Gave birth to her 1st child at age 31, a son named Bodhi Ryan Miller on March 20, 2015 in in Vancouver, Canada after 10 hours of labor and weighing 7 lbs. Child's father is her 2nd husband, Ryan Miller.
Ranked 93 on Maxim Magazine's HOT 100 list in 2014. This was the second time she appeared on their list, the first being in 2007 when she ranked number 100.
I'm used to always being different, in any context. People always want to know how I grew up, so I just say I grew up Muslim. That's the truth. Two Muslim girls can write me two extremely different letters - and they do. Some are very supportive, and some question what I do.
I was in more of the artsy crowd in high school.
My go-to drink is a mix of cukes, kale, apple and other healthy stuff.
I think it's great when dramatic actors do lighter, funny roles.
Sometimes I go through a yoga phase or a spinning phase, but I try to vary my workouts so my body doesn't get used to any one thing.
It is challenging and hard not to accept all stereotypical roles that get thrown your way.
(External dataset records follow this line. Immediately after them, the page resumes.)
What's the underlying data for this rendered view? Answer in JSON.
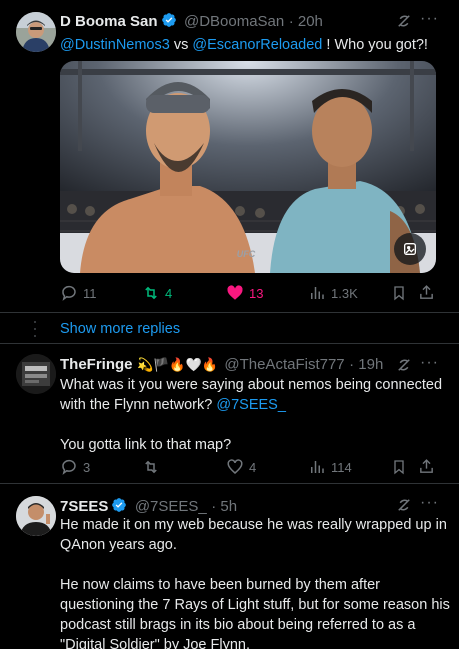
{
  "tweet1": {
    "name": "D Booma San",
    "handle": "@DBoomaSan",
    "time": "· 20h",
    "mention1": "@DustinNemos3",
    "vs": " vs ",
    "mention2": "@EscanorReloaded",
    "rest": " ! Who you got?!",
    "image_badge": "UFC",
    "replies": "11",
    "reposts": "4",
    "likes": "13",
    "views": "1.3K"
  },
  "show_more": "Show more replies",
  "tweet2": {
    "name": "TheFringe",
    "emojis": "💫🏴🔥🤍🔥",
    "handle": "@TheActaFist777",
    "time": "· 19h",
    "line1": "What was it you were saying about nemos being connected",
    "line2a": "with the Flynn network? ",
    "line2b": "@7SEES_",
    "line3": "You gotta link to that map?",
    "replies": "3",
    "reposts": "",
    "likes": "4",
    "views": "114"
  },
  "tweet3": {
    "name": "7SEES",
    "handle": "@7SEES_",
    "time": "· 5h",
    "p1l1": "He made it on my web because he was really wrapped up in",
    "p1l2": "QAnon years ago.",
    "p2l1": "He now claims to have been burned by them after",
    "p2l2": "questioning the 7 Rays of Light stuff, but for some reason his",
    "p2l3": "podcast still brags in its bio about being referred to as a",
    "p2l4": "\"Digital Soldier\" by Joe Flynn."
  },
  "colors": {
    "accent": "#1d9bf0",
    "like": "#f91880",
    "repost": "#00ba7c",
    "muted": "#71767b"
  }
}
For me, I've been really, really lucky because I have been able to play a lot of different parts.
I put a lot of pressure to keep working. And when I'm not working, my agent books three auditions a day. I'd rather go to the set and work.
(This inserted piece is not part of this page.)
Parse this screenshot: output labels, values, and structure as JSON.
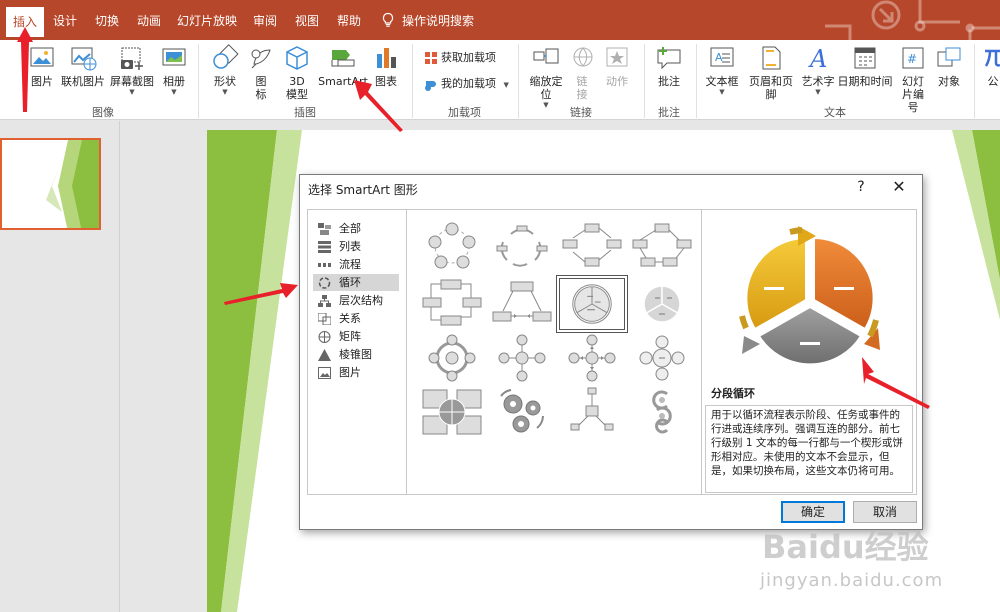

I love my heritage both as someone who grew up as a Muslim and as an Indian - it's part of who I am and I would never deny it.
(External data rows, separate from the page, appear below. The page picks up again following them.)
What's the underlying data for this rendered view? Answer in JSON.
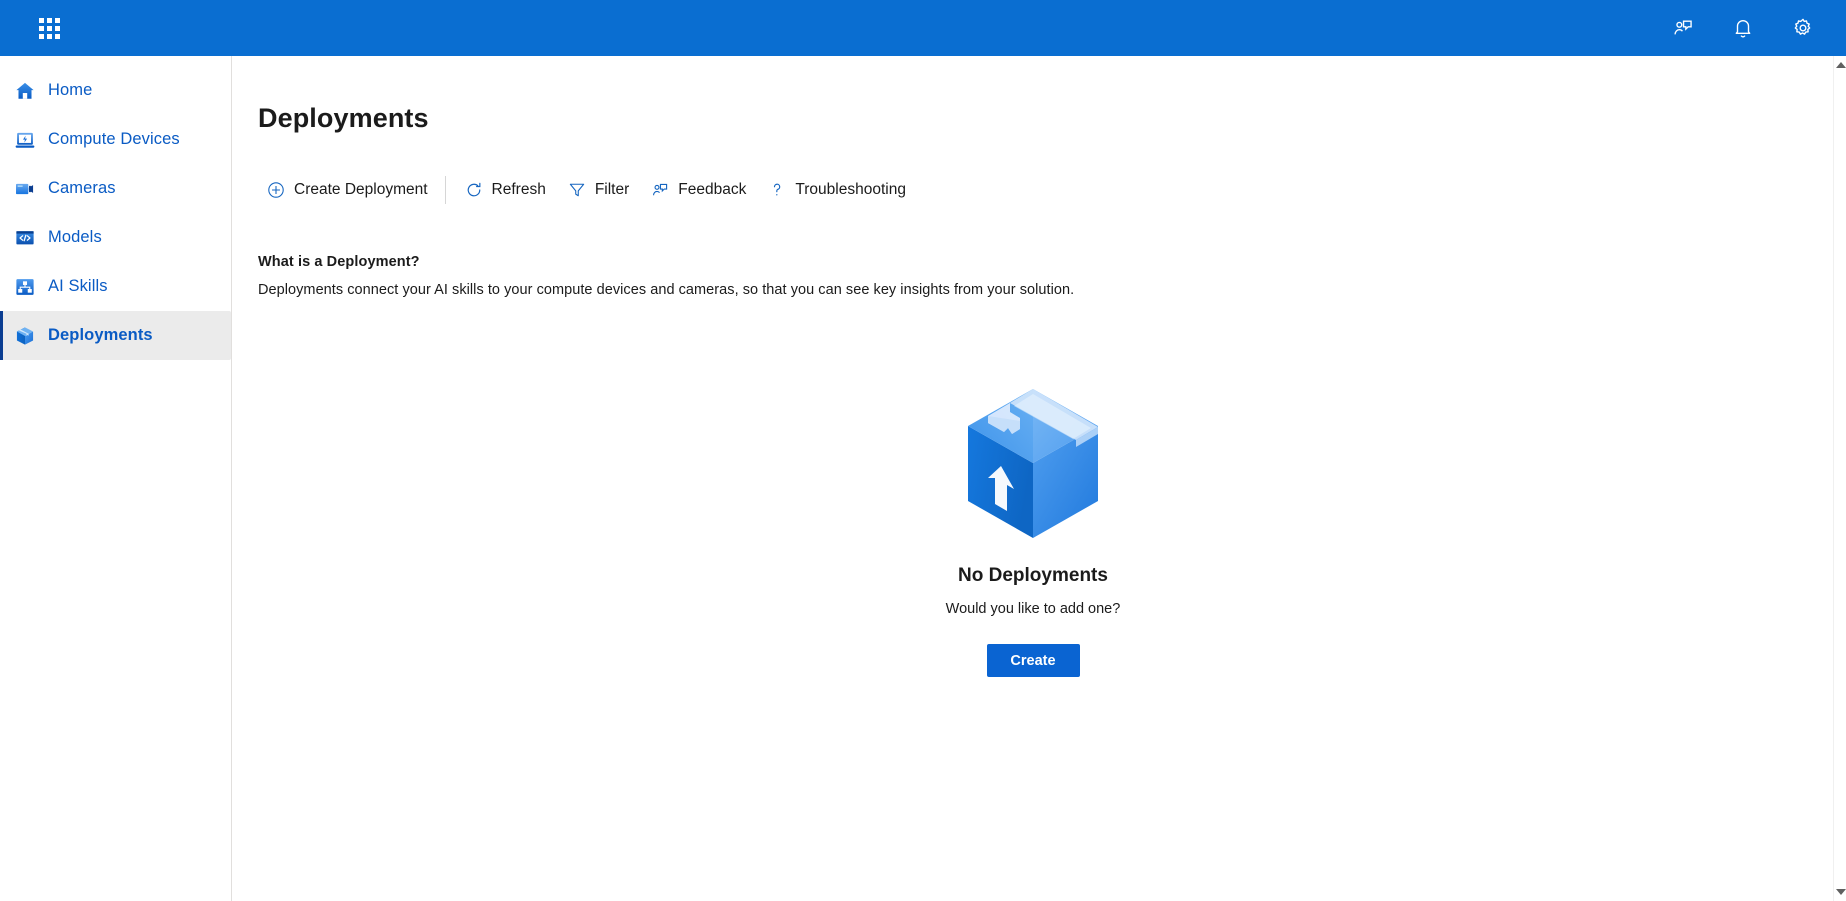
{
  "topbar": {
    "background": "#0a6ed1",
    "waffle_icon": "app-grid-icon",
    "actions": [
      {
        "icon": "feedback-person-icon",
        "label": "Feedback"
      },
      {
        "icon": "notification-bell-icon",
        "label": "Notifications"
      },
      {
        "icon": "settings-gear-icon",
        "label": "Settings"
      }
    ]
  },
  "sidebar": {
    "accent": "#0b3d91",
    "selected_background": "#ebebeb",
    "link_color": "#0a5bc4",
    "items": [
      {
        "label": "Home",
        "icon": "home-icon",
        "selected": false
      },
      {
        "label": "Compute Devices",
        "icon": "compute-device-icon",
        "selected": false
      },
      {
        "label": "Cameras",
        "icon": "camera-icon",
        "selected": false
      },
      {
        "label": "Models",
        "icon": "code-window-icon",
        "selected": false
      },
      {
        "label": "AI Skills",
        "icon": "hierarchy-icon",
        "selected": false
      },
      {
        "label": "Deployments",
        "icon": "package-box-icon",
        "selected": true
      }
    ]
  },
  "main": {
    "title": "Deployments",
    "toolbar": [
      {
        "label": "Create Deployment",
        "icon": "add-circle-icon"
      },
      {
        "label": "Refresh",
        "icon": "refresh-icon"
      },
      {
        "label": "Filter",
        "icon": "filter-funnel-icon"
      },
      {
        "label": "Feedback",
        "icon": "feedback-person-icon"
      },
      {
        "label": "Troubleshooting",
        "icon": "question-mark-icon"
      }
    ],
    "about": {
      "heading": "What is a Deployment?",
      "body": "Deployments connect your AI skills to your compute devices and cameras, so that you can see key insights from your solution."
    },
    "empty_state": {
      "illustration": "package-box-illustration",
      "title": "No Deployments",
      "subtitle": "Would you like to add one?",
      "button_label": "Create",
      "button_color": "#0a64d2"
    }
  },
  "scrollbar": {
    "up_arrow": "scroll-up-arrow-icon",
    "down_arrow": "scroll-down-arrow-icon"
  }
}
Even in comedy it's important to get your body acquainted with what you're going to do.
Friends always ask me what the best Indian restaurant in L.A. is. I'm like, 'I don't know, dude. I have an app on my iPhone for that.'
I like to make sure I get enough rest, so I don't make it a priority to go out late night.
Ironically, it was because I was raised as a Muslim in the South, that I realised the value in being true to who you really are. I've just got so many things going on inside. I don't know how to resolve all of them other than being true to who I am.
Yoga is the most boring exercise. It's for people who are too lazy to get on the elliptical. Bikram, where they heat up the room to mimic India's climate, is especially stupid. People in India are not skinny because they're doing yoga in 105-degree rooms; they're skinny because there's no food.
I recently have gotten into juicing as an in-between-meals snack. I think the more vegetable ingredients the better, especially if they are green. I find that a good juice can really curb my appetite when I need to wait for the next meal.
I really enjoy Martin Sheen - he is very unexpectedly funny, very quick.
One of my personal indulgences is getting a weekly massage - it helps to re-align my body. I usually feel so much less tense after I've gotten rid of some knots in my shoulders and back.